Alonso completes a perfect weekend

Fernando Alonso savours his victory on the podium at Monza.-AP

Fernando Alonso’s first victory at Monza narrowed the lead of his team-mate, Lewis Hamilton, at the top of the World Championship to three points with four races left to run. By Alan Henry.

This was a psychologically crucial victory for Fernando Alonso and McLaren after a turbulent few weeks at the centre of bruising attention following a new twist to the controversy over whether the McLaren team obtained an illegal advantage from the use of leaked data from their famous Italian rivals.

Alonso’s first win at Monza may have been particularly satisfying for the Spaniard, but the Italian fans did not approve of the McLaren 1-2 over their beloved Ferraris on their home soil and greeted his appearance on the podium with boos and catcalls. No matter. The victory narrowed the lead of his team-mate, Lewis Hamilton, at the top of the World Championship to three points with four races left to run.

Ah yes, absolutely, a perfect weekend for me,” said Alonso. “Sometimes everything seems to go in the right direction and you feel good and you need to keep up the momentum. All weekend has been good for me. Sometimes I have started well here in Monza but I always had some problems in the race, and I always missed the victory, so to win here in Monza for the first time is a very, very special win.”

Trying to draw the sting with soothing sentiments the Spaniard added: “I would like to think it would please the fans. They are (obviously) Ferrari fans but overwhelmingly they are Formula One fans as well, which is very important.”

Hamilton nearly grabbed the lead of the 53-lap race from the start, running wheel to wheel with Felipe Massa’s Ferrari as the pack snaked down to the first right-hander. Hamilton braked right on the limit, wisps of smoke from his right front tyre testifying to how close to the limit of adhesion he really was. He pulled level with the Brazilian’s Ferrari but just as it seemed as though he might surge past both Massa and Alonso to take the lead, Massa slid wide and tapped Hamilton on to the run-off area, allowing Alonso to open a few more lengths over his pursuers.

On the second lap, David Coulthard’s Red Bull Renault briefly touched Giancarlo Fisichella’s Renault, the Scot’s car hurtling off the circuit on the 170mph Curva Grande right-hander after its front wing, damaged in the impact, folded underneath the front of the car and broke the steering. Coulthard skated across the gravel run-off area before slamming head-long into the retaining wall.

With debris all over the circuit and the need to clear the damaged car from its resting place on the outside of the corner, the safety car was deployed to slow the field on lap three, frustrating the McLaren team-mates who knew that the Ferraris were running with slightly more fuel on their opening stint and would therefore be able to run further on their opening stint of the race.

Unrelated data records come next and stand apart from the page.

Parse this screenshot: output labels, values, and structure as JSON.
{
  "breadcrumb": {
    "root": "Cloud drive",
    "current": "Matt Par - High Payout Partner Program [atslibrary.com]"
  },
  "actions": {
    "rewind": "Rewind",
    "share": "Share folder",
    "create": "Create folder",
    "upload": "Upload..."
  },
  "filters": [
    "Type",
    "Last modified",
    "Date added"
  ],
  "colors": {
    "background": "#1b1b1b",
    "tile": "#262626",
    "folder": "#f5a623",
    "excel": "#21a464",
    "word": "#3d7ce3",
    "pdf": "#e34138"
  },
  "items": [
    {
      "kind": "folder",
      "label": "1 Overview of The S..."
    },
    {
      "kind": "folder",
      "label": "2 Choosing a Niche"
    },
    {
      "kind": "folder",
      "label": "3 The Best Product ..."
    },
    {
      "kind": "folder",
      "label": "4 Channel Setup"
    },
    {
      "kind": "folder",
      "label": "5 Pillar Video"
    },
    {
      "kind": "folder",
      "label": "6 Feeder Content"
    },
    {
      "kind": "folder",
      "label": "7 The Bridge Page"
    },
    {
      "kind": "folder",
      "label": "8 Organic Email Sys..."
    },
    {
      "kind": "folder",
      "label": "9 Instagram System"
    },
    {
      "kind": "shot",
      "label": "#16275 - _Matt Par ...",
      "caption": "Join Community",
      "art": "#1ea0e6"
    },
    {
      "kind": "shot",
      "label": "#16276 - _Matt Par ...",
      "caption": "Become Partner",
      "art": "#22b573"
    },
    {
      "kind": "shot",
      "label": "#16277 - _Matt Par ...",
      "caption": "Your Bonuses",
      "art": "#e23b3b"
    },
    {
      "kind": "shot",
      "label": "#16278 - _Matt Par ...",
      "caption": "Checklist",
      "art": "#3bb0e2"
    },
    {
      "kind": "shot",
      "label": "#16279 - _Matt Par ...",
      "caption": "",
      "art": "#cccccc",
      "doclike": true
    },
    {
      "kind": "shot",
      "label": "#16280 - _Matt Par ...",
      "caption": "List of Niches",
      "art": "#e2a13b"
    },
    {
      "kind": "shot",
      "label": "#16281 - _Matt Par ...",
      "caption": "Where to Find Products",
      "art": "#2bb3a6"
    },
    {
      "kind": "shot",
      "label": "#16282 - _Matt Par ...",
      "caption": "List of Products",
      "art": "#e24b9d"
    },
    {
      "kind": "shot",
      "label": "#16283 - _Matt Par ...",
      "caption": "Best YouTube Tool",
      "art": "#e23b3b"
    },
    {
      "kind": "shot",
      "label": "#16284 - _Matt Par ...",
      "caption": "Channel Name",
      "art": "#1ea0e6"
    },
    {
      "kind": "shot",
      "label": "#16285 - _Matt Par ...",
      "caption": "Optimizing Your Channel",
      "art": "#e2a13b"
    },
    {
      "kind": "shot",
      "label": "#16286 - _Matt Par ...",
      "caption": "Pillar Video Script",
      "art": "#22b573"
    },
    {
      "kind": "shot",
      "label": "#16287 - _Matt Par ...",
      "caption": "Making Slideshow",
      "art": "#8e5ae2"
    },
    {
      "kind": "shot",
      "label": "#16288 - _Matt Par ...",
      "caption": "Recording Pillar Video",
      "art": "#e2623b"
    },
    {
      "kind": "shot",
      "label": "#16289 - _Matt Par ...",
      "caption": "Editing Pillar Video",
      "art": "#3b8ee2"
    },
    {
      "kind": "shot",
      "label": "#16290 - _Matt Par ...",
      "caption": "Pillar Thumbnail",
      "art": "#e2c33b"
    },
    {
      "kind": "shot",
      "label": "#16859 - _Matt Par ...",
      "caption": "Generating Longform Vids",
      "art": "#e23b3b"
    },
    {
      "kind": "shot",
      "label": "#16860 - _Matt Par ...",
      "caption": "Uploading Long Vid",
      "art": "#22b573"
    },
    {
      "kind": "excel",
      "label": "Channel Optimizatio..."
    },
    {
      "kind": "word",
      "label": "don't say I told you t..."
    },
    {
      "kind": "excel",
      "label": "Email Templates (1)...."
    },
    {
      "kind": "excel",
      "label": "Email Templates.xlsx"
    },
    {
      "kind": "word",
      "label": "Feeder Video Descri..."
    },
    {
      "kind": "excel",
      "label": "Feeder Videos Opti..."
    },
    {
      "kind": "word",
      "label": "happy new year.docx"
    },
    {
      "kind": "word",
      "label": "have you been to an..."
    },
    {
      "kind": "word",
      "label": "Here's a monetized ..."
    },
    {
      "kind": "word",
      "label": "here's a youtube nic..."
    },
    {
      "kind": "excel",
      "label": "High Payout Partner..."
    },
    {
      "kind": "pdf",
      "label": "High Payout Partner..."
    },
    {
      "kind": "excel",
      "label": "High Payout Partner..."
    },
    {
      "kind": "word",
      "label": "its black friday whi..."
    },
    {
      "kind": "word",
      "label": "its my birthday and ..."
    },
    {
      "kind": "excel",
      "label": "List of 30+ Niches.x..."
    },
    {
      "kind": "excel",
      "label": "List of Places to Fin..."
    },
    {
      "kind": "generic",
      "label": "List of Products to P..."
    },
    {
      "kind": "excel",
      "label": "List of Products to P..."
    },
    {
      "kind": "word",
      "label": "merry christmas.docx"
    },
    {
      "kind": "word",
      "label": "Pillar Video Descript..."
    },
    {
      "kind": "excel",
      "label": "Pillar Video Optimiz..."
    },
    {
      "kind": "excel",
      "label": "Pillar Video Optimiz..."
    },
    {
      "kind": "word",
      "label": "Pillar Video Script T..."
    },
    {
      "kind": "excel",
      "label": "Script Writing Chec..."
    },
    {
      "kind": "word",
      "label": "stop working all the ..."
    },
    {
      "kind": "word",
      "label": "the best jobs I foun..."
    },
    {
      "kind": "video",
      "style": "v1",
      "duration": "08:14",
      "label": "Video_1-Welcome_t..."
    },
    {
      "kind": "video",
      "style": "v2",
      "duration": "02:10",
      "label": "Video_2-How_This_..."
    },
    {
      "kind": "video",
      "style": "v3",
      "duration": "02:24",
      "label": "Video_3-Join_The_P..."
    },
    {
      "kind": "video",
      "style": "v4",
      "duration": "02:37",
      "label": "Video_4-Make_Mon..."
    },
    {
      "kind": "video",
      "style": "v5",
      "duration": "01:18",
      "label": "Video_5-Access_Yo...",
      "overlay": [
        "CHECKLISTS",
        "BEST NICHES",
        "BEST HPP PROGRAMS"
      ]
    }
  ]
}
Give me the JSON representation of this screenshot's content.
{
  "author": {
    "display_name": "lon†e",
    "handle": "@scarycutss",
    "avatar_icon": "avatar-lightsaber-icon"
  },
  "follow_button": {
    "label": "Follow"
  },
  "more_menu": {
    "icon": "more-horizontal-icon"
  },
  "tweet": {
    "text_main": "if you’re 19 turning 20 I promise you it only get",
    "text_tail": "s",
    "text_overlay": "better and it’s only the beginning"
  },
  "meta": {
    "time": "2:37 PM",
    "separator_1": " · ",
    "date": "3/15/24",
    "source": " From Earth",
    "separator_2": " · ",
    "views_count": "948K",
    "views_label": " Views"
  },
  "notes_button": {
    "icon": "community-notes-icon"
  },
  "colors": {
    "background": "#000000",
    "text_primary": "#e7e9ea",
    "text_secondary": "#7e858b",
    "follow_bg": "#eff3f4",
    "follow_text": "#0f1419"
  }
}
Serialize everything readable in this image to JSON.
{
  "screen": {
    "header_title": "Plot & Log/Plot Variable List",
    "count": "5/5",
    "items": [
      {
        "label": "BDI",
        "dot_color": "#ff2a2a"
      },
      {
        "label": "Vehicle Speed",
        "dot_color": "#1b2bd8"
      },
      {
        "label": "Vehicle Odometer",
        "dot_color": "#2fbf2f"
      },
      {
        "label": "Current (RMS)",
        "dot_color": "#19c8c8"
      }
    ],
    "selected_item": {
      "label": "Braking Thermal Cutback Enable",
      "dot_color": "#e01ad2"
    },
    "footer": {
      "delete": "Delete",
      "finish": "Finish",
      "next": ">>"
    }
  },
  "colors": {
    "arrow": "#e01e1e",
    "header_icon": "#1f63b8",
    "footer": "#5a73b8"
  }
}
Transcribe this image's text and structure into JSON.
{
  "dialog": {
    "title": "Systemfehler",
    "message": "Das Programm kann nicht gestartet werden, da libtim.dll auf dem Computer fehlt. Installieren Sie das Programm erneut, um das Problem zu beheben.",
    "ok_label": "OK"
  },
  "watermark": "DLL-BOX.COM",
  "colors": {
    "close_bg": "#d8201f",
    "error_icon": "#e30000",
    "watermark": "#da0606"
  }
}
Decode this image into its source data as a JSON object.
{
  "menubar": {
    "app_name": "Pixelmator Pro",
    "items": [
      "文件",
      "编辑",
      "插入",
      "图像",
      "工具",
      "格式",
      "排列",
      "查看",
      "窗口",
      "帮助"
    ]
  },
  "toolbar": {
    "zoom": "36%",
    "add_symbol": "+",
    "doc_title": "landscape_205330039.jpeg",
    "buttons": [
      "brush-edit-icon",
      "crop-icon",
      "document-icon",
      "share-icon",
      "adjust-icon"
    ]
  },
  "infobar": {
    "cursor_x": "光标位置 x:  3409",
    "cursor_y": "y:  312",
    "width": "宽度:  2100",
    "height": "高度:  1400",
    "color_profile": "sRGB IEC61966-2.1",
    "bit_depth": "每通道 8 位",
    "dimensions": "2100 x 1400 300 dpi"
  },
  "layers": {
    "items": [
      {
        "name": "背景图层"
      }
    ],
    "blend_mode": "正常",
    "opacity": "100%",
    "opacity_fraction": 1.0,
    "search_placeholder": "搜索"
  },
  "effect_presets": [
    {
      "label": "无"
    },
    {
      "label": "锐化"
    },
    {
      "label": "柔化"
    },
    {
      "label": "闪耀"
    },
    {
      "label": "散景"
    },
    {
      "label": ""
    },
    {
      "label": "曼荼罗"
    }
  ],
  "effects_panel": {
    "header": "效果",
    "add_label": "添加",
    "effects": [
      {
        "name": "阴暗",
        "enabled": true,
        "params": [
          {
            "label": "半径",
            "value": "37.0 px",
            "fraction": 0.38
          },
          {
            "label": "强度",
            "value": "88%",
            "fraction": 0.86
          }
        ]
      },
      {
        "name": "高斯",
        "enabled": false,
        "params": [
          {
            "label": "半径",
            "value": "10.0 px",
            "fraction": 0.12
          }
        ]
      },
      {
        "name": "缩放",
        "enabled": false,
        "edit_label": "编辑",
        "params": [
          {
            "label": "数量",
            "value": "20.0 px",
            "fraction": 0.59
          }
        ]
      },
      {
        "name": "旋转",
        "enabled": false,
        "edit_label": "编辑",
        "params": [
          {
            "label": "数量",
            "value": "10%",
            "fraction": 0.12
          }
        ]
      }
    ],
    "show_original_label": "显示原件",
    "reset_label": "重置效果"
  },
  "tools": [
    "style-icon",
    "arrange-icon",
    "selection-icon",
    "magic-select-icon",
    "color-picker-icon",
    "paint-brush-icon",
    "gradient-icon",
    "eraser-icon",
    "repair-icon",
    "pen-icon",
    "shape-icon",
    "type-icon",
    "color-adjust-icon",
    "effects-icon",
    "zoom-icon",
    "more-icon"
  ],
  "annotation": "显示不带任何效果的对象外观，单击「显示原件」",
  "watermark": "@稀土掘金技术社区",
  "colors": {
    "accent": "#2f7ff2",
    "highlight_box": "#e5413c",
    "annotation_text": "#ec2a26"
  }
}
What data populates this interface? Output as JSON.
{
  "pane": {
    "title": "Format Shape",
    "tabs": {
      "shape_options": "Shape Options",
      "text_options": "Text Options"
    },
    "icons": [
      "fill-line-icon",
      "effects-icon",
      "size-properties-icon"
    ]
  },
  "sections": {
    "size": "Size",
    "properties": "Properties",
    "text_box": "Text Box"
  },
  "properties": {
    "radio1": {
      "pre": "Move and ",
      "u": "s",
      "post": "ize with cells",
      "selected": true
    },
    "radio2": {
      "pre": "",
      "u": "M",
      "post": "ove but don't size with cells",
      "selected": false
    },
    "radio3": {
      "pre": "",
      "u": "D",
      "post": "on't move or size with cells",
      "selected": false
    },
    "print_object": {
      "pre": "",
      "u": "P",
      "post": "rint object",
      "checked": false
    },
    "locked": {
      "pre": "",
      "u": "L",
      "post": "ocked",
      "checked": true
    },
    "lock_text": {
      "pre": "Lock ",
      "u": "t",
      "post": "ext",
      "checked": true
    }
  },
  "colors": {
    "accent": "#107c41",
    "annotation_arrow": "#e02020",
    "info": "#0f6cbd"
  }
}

Alonso had been hoping to get away from the rest of the pack in the opening phase of the race but those slow three early laps behind the safety car threatened to upend the world champion’s plans. While Massa dropped from third place to change a punctured tyre, then retired with handling problems at the end of lap 10, Alonso gradually stretched his lead to 1.1sec by the time Hamilton dived into the pits from second place to refuel at the end of lap 18.

Alonso stayed out for another couple of laps before making his first stop on lap 20, allowing Kimi Raikkonen through into the lead which he held through to his own first stop at the end of lap 25. The two McLarens squeezed back into first and second places as the Finn resumed back in third place, still feeling slightly groggy with a stiff neck after a 190mph crash under braking for the tricky Variante Ascari S-bend on the back leg of the circuit during free practice on the morning of September 8.

At the second round of refuelling stops Hamilton knew that he was strategically vulnerable from the Ferrari’s challenge and Raikkonen duly surged past into second place when the British driver stopped for the second time on lap 40.

I came out of the pits right behind Kimi,” said Hamilton, “and I knew that I had two laps maximum to get the best of my new soft compound tyres before they went off slightly. The tyres felt great and the car felt great as well. I wanted to stick it down the inside of the Ferrari, I wanted to do it for the team, as I wanted to let them know how much they’d worked for it. So I ran two laps really as fast as I could go, launched myself down the inside going into the first corner and managed to pull it off.”

© Guardian Newspapers Limited 2007